** Opening Exercise data block **

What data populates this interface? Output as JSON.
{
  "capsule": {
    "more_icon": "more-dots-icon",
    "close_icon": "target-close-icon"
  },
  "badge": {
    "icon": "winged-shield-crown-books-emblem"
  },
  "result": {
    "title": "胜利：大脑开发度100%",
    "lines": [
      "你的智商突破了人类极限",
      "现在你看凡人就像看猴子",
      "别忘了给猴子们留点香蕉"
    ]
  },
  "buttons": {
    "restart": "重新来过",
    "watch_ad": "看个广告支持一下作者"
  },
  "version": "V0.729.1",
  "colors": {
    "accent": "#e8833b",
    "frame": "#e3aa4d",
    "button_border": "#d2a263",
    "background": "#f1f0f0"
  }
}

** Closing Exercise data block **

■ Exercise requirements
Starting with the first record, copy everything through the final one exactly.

■ Expected answer
What data populates this interface? Output as JSON.
{
  "capsule": {
    "more_icon": "more-dots-icon",
    "close_icon": "target-close-icon"
  },
  "badge": {
    "icon": "winged-shield-crown-books-emblem"
  },
  "result": {
    "title": "胜利：大脑开发度100%",
    "lines": [
      "你的智商突破了人类极限",
      "现在你看凡人就像看猴子",
      "别忘了给猴子们留点香蕉"
    ]
  },
  "buttons": {
    "restart": "重新来过",
    "watch_ad": "看个广告支持一下作者"
  },
  "version": "V0.729.1",
  "colors": {
    "accent": "#e8833b",
    "frame": "#e3aa4d",
    "button_border": "#d2a263",
    "background": "#f1f0f0"
  }
}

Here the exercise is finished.